From where I sit, the word coach doesn’t have a clear definition today. I’m not talking about the “means of transportation” version of the word. That’s pretty clear. I’m talking about the sports version, which is defined as a person who is involved in the direction, instruction and training of the operations of a sports team or individual person. A coach may also be a teacher.
But right here, in this blog, I am declaring that a coach isn’t just a person who enjoys working with kids. My definition of a coach is someone who can get his player (or players) to reach his (or their) full potential.
For some players, full potential may mean making their high school team or reaching the professional level. And that takes coaching a player to his full potential.
Before you give a coach permission to instruct you, here are three questions you should ask:
Question No. 1 – How do you learn?
The three major learning styles are visual (learning by seeing), auditory (learning by hearing) and kinesthetic (learning by doing). If your coach doesn’t know how he learns, he may not know how you learn. Early in my coaching career, I spoke with a lot of ignorance. It wasn’t intentional – it was that I just didn’t know any better. I didn’t have any good mentors in the coaching profession. Talking often is perceived as teaching, but they aren’t the same. Good teachers understand learning styles and are good coaches. Ask your coach what his learning style is, and then ask him if he knows yours.
Question No. 2 – Why do you want to coach me?

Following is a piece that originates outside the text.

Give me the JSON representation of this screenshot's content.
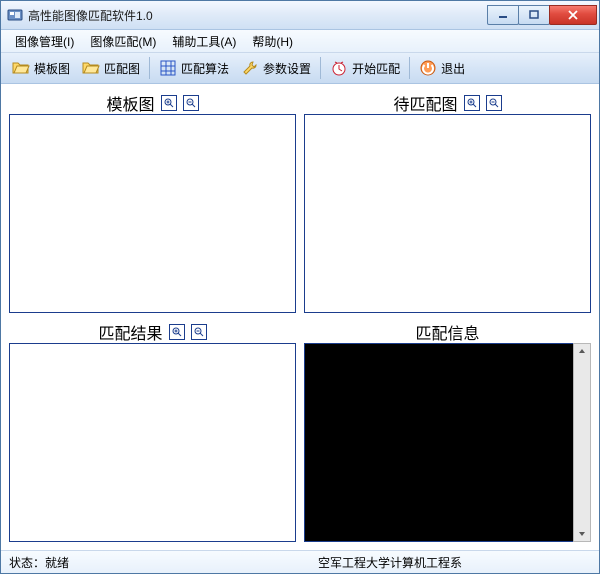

I hear coaches say all the time that they coach because, “They are doing it for the kids.” That’s a good thing, but in order to be impactful, you must be effective. The “why” is just as important as the “what.” The “why” is your passion. It is the fuel that will allow you to hang in there when you’re not performing well. Share your specific long-term baseball goals with your coach. If you want to play professionally, tell him. If you want to become a college baseball coach, let him know. After you share your dreams, ask him why he wants to coach you. If he doesn’t know, he won’t be effective.

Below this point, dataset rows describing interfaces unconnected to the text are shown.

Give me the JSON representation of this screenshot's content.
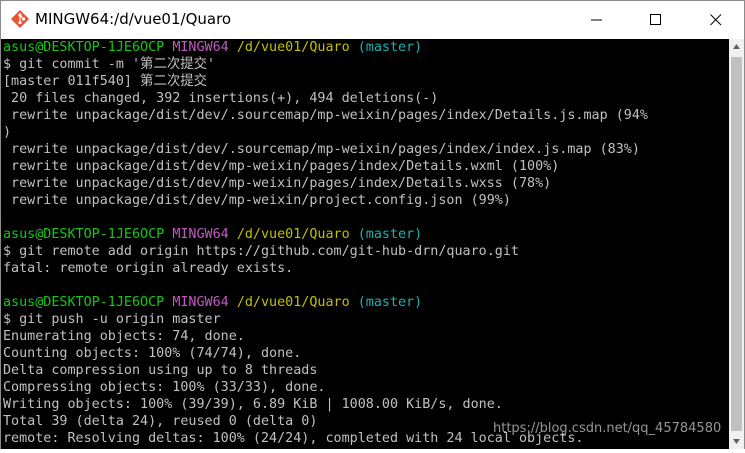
{
  "window": {
    "title": "MINGW64:/d/vue01/Quaro",
    "controls": {
      "minimize": "─",
      "maximize": "☐",
      "close": "✕"
    },
    "icon": "git-bash-icon"
  },
  "colors": {
    "background": "#000000",
    "text": "#c0c0c0",
    "prompt_user": "#14c814",
    "prompt_env": "#c25ac2",
    "prompt_path": "#c0c000",
    "prompt_branch": "#19b2b2"
  },
  "prompt": {
    "user": "asus@DESKTOP-1JE6OCP",
    "env": "MINGW64",
    "path": "/d/vue01/Quaro",
    "branch": "(master)"
  },
  "terminal": {
    "block1": {
      "cmd": "$ git commit -m '第二次提交'",
      "out1": "[master 011f540] 第二次提交",
      "out2": " 20 files changed, 392 insertions(+), 494 deletions(-)",
      "out3": " rewrite unpackage/dist/dev/.sourcemap/mp-weixin/pages/index/Details.js.map (94%",
      "out4": ")",
      "out5": " rewrite unpackage/dist/dev/.sourcemap/mp-weixin/pages/index/index.js.map (83%)",
      "out6": " rewrite unpackage/dist/dev/mp-weixin/pages/index/Details.wxml (100%)",
      "out7": " rewrite unpackage/dist/dev/mp-weixin/pages/index/Details.wxss (78%)",
      "out8": " rewrite unpackage/dist/dev/mp-weixin/project.config.json (99%)"
    },
    "block2": {
      "cmd": "$ git remote add origin https://github.com/git-hub-drn/quaro.git",
      "out1": "fatal: remote origin already exists."
    },
    "block3": {
      "cmd": "$ git push -u origin master",
      "out1": "Enumerating objects: 74, done.",
      "out2": "Counting objects: 100% (74/74), done.",
      "out3": "Delta compression using up to 8 threads",
      "out4": "Compressing objects: 100% (33/33), done.",
      "out5": "Writing objects: 100% (39/39), 6.89 KiB | 1008.00 KiB/s, done.",
      "out6": "Total 39 (delta 24), reused 0 (delta 0)",
      "out7": "remote: Resolving deltas: 100% (24/24), completed with 24 local objects."
    }
  },
  "watermark": "https://blog.csdn.net/qq_45784580"
}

Question No. 3 – What’s next?
Being a good coach is an awesome job. I coached Jason Heyward, Andrew McCutchen
and Dexter Fowler as teenagers. What they learned continues to be a part of their successful careers in the Majors. I also coached several young men who now are leaders in the financial, legal and real estate industries. To sacrifice and spend hours on the baseball field counts for something. Based on the time you spend with your coach, ask him what’s next for you.

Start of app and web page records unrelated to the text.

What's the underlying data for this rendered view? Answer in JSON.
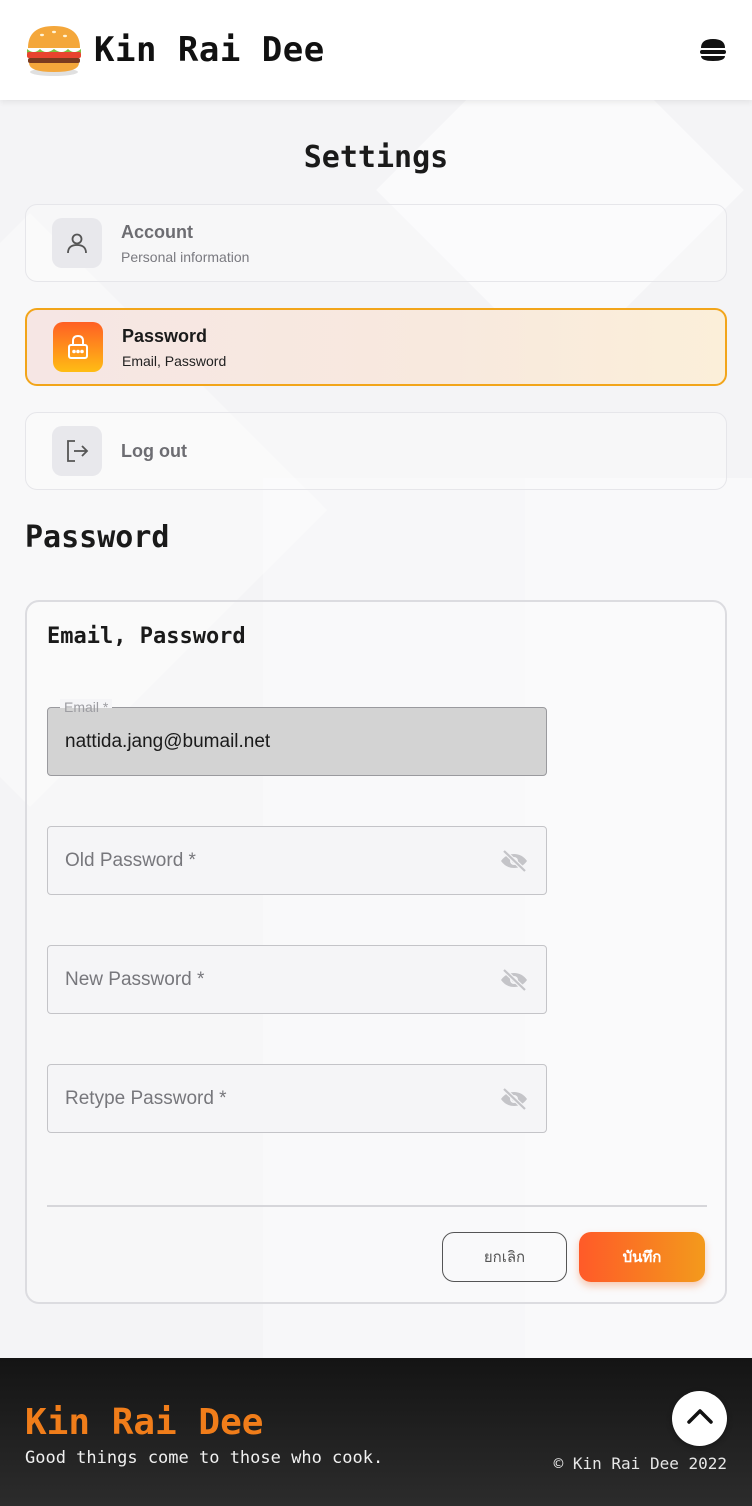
{
  "header": {
    "app_title": "Kin Rai Dee",
    "logo_icon": "burger-logo-icon",
    "menu_icon": "burger-menu-icon"
  },
  "settings": {
    "title": "Settings",
    "menu": [
      {
        "label": "Account",
        "sub": "Personal information",
        "icon": "user-icon"
      },
      {
        "label": "Password",
        "sub": "Email, Password",
        "icon": "lock-icon",
        "active": true
      },
      {
        "label": "Log out",
        "sub": "",
        "icon": "logout-icon"
      }
    ]
  },
  "password_section": {
    "title": "Password",
    "card_title": "Email, Password",
    "email": {
      "label": "Email *",
      "value": "nattida.jang@bumail.net"
    },
    "old_password": {
      "placeholder": "Old Password *",
      "icon": "eye-off-icon"
    },
    "new_password": {
      "placeholder": "New Password *",
      "icon": "eye-off-icon"
    },
    "retype_password": {
      "placeholder": "Retype Password *",
      "icon": "eye-off-icon"
    },
    "cancel_label": "ยกเลิก",
    "save_label": "บันทึก"
  },
  "footer": {
    "brand": "Kin Rai Dee",
    "tagline": "Good things come to those who cook.",
    "copyright": "© Kin Rai Dee 2022",
    "to_top_icon": "chevron-up-icon"
  },
  "colors": {
    "accent_orange": "#f07d1a",
    "active_border": "#f2a51a",
    "save_gradient_start": "#ff5a28",
    "save_gradient_end": "#f39a1c"
  }
}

Remember: Good hitters don’t work hard; they work smart.
For more information, visit www.diamonddirectors.com today.
C.J. Stewart has built a reputation as one of the leading professional hitting instructors in the country. He is a former professional baseball player in the Chicago Cubs organization and has also served as an area scout for the Cincinnati Reds. As founder and CEO of Diamond Directors Player Development, CJ has more than 12 years of player development experience and has built an impressive list of clients, including some of the top young prospects in baseball today. If your desire is to change your game for the better, C.J Stewart has a proven system of development and track record of success that can work for you.